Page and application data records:
————

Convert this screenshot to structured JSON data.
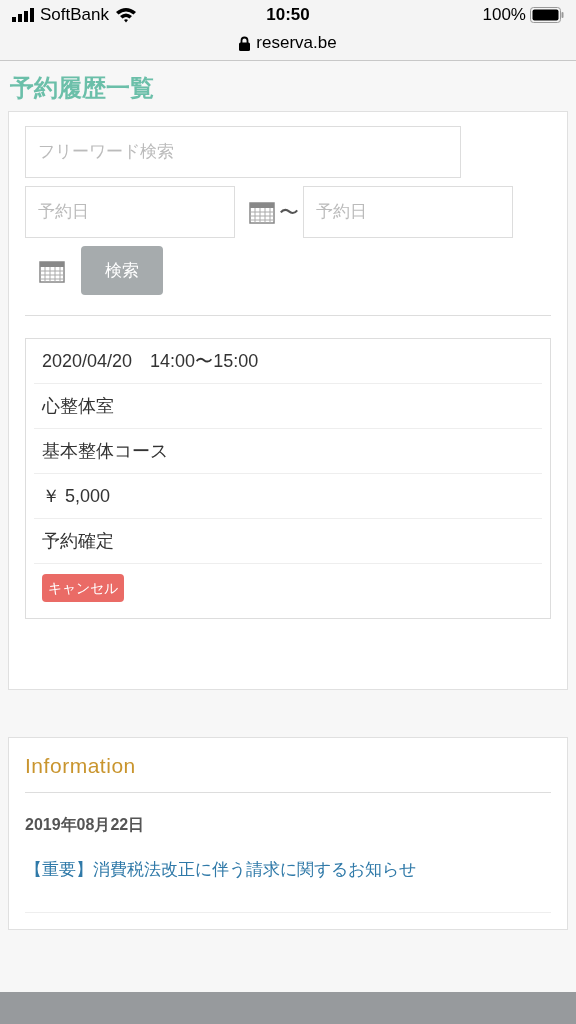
{
  "status_bar": {
    "carrier": "SoftBank",
    "time": "10:50",
    "battery": "100%",
    "url": "reserva.be"
  },
  "page_title": "予約履歴一覧",
  "search": {
    "keyword_placeholder": "フリーワード検索",
    "date_from_placeholder": "予約日",
    "separator": "〜",
    "date_to_placeholder": "予約日",
    "button": "検索"
  },
  "reservations": [
    {
      "datetime": "2020/04/20　14:00〜15:00",
      "shop": "心整体室",
      "course": "基本整体コース",
      "price": "￥ 5,000",
      "status": "予約確定",
      "cancel_button": "キャンセル"
    }
  ],
  "information": {
    "title": "Information",
    "items": [
      {
        "date": "2019年08月22日",
        "link": "【重要】消費税法改正に伴う請求に関するお知らせ"
      }
    ]
  }
}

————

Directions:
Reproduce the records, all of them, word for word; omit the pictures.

Exercise solution:
Convert this screenshot to structured JSON data.
{
  "status_bar": {
    "carrier": "SoftBank",
    "time": "10:50",
    "battery": "100%",
    "url": "reserva.be"
  },
  "page_title": "予約履歴一覧",
  "search": {
    "keyword_placeholder": "フリーワード検索",
    "date_from_placeholder": "予約日",
    "separator": "〜",
    "date_to_placeholder": "予約日",
    "button": "検索"
  },
  "reservations": [
    {
      "datetime": "2020/04/20　14:00〜15:00",
      "shop": "心整体室",
      "course": "基本整体コース",
      "price": "￥ 5,000",
      "status": "予約確定",
      "cancel_button": "キャンセル"
    }
  ],
  "information": {
    "title": "Information",
    "items": [
      {
        "date": "2019年08月22日",
        "link": "【重要】消費税法改正に伴う請求に関するお知らせ"
      }
    ]
  }
}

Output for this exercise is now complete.